The largest group that is likely to be affected by Payment Notices are those who have used tax avoidance schemes. HMRC believes there are 65,000 cases under enquiry and that over £1bn can be collected now rather than waiting for years to litigate cases; this is the main driver for the new rules.
There is no requirement for HMRC to have started litigation in the particular scheme or even a similar scheme to issue a Payment Notice. The amount due will be the tax that would have been payable to the best of HMRC’s judgement had the “tax advantage” not been sought. Payment Notices will give 90 days for payment to be made and although the taxpayer can make representations to HMRC, there is no right of appeal to an independent body like the tax tribunal. The decision on whether to confirm or amend the payment notice is that of HMRC alone. Therefore, the right to pay only the tax one has self-assessed is effectively withdrawn by the issue of a Payment Notice.

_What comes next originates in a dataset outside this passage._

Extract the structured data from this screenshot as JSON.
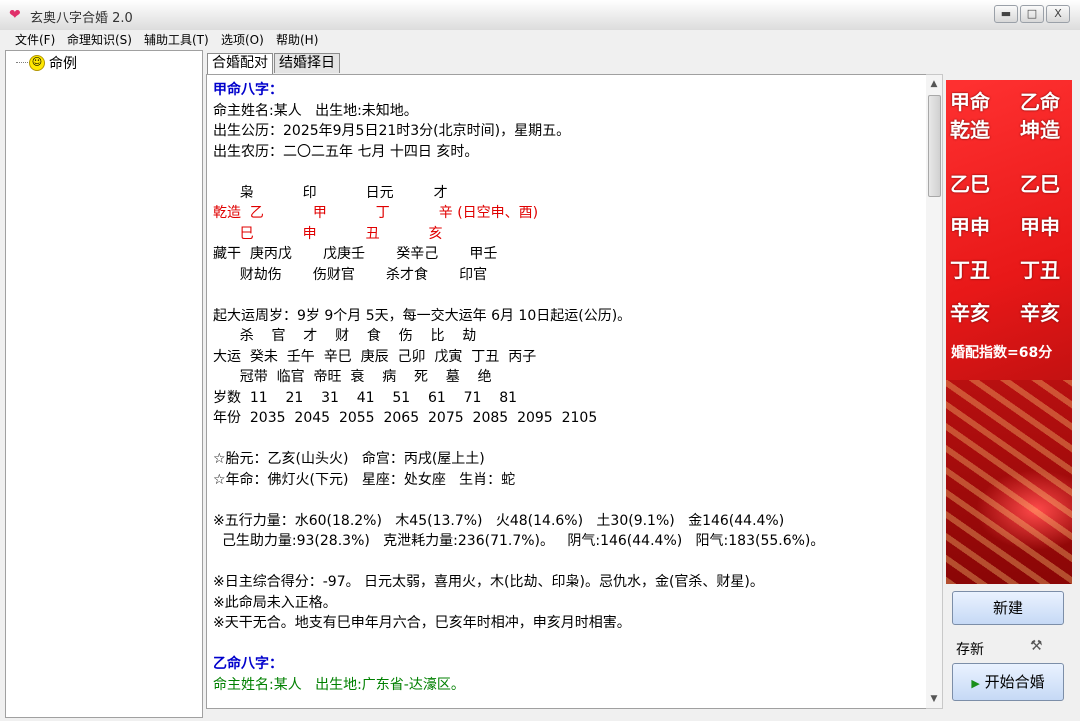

The normal rules on enforcement action to collect tax apply. If collection of tax has previously been postponed as part of an appeal the issue of a Payment Notice supersedes this and the tax becomes legally due for payment again 90 days later. There are special penalties for non-payment following the issue of a Payment Notice; 5% of the amount is charged if payment is not made by the payment date specified in the notice, another 5% 5 months later and a further 5% after 11 months.
If enacted, these provisions could cause enormous distress for those faced with unexpected payment demands at short notice. There are many unanswered questions concerning which schemes HMRC will target, what taxes they will try to collect in cases where they believe they have a choice, what happens if a company is insolvent, whether time to pay will be granted, how HMRC will calculate the tax it believes is due and how Payment Notices will affect those who might want to come to a voluntary settlement with HMRC instead.
Our experience so far is that the prospect of Payment Notices is causing companies and individuals to look again at the costs and terms of settlement with HMRC as an alternative. For others the issue of a large payment demand may put the future of a business in jeopardy or create a potential personal bankruptcy and they are considering much wider issues as a result.